[[ Materials provided open ]]

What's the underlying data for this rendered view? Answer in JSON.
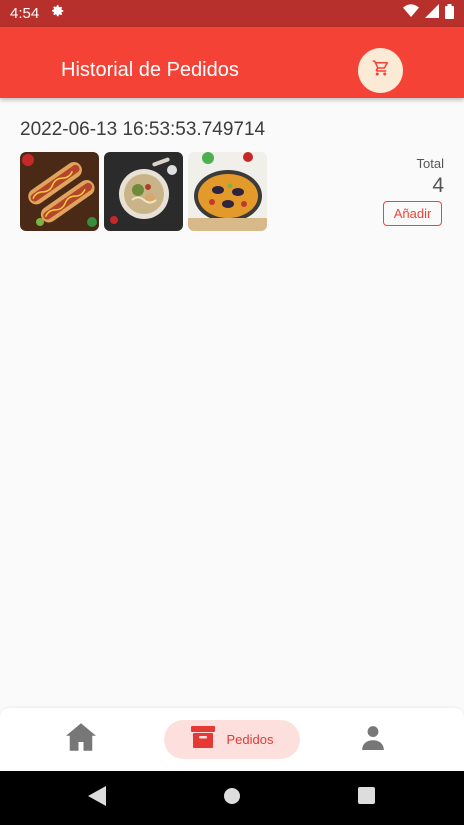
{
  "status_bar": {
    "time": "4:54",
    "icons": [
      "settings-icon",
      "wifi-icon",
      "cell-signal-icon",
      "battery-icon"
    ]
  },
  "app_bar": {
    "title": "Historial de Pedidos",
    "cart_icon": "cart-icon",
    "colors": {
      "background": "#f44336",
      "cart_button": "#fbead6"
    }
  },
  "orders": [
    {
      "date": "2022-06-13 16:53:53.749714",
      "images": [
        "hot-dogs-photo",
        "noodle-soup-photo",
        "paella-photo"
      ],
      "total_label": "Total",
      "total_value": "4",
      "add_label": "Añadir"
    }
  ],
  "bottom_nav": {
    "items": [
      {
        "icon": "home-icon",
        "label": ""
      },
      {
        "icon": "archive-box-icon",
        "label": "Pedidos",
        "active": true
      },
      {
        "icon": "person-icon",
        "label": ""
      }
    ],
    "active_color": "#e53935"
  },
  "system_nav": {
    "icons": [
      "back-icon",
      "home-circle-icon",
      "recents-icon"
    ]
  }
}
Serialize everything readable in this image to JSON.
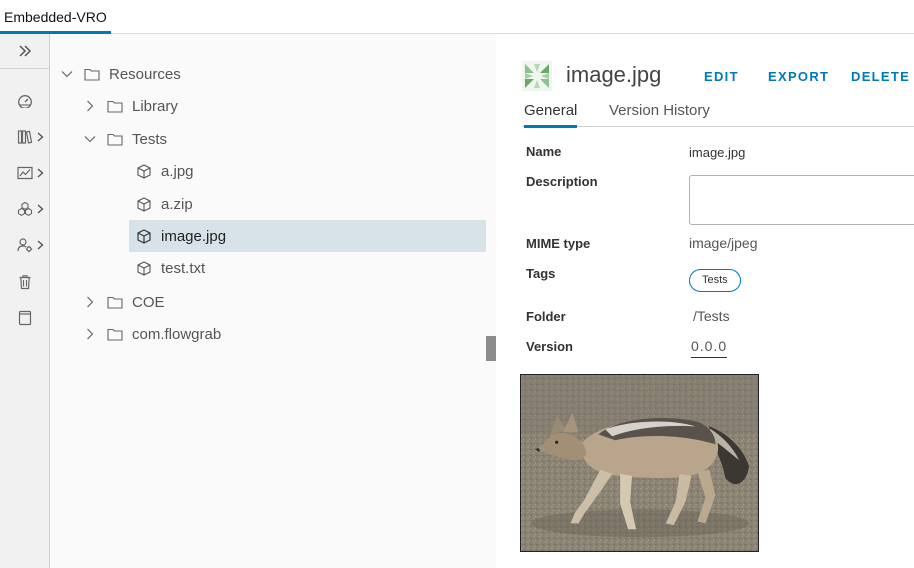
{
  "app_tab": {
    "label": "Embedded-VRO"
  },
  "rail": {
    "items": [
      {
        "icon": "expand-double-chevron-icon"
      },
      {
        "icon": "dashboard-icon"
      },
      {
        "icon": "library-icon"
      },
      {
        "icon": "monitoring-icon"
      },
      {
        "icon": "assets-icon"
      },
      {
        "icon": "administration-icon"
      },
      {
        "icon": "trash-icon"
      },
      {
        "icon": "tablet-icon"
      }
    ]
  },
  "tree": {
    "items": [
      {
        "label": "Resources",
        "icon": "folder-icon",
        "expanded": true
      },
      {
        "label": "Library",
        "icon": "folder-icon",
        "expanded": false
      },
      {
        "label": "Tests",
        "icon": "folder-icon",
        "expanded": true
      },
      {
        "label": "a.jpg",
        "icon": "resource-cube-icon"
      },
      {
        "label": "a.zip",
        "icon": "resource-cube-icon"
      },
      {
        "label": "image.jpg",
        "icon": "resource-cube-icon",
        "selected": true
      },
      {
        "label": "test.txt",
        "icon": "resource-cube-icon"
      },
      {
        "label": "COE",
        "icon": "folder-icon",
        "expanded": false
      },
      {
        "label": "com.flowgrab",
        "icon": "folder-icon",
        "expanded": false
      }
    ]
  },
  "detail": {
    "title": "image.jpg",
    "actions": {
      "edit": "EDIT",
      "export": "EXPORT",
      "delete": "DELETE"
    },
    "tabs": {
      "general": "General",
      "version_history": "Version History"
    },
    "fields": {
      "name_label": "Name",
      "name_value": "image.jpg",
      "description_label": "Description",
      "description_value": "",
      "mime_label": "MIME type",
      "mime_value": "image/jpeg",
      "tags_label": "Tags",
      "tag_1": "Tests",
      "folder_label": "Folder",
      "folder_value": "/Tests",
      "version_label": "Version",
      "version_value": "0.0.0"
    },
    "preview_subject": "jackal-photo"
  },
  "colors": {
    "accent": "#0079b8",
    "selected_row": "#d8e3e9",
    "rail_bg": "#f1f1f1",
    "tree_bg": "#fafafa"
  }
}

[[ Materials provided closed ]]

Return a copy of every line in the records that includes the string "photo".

        "hot-dogs-photo",
        "noodle-soup-photo",
        "paella-photo"
    "preview_subject": "jackal-photo"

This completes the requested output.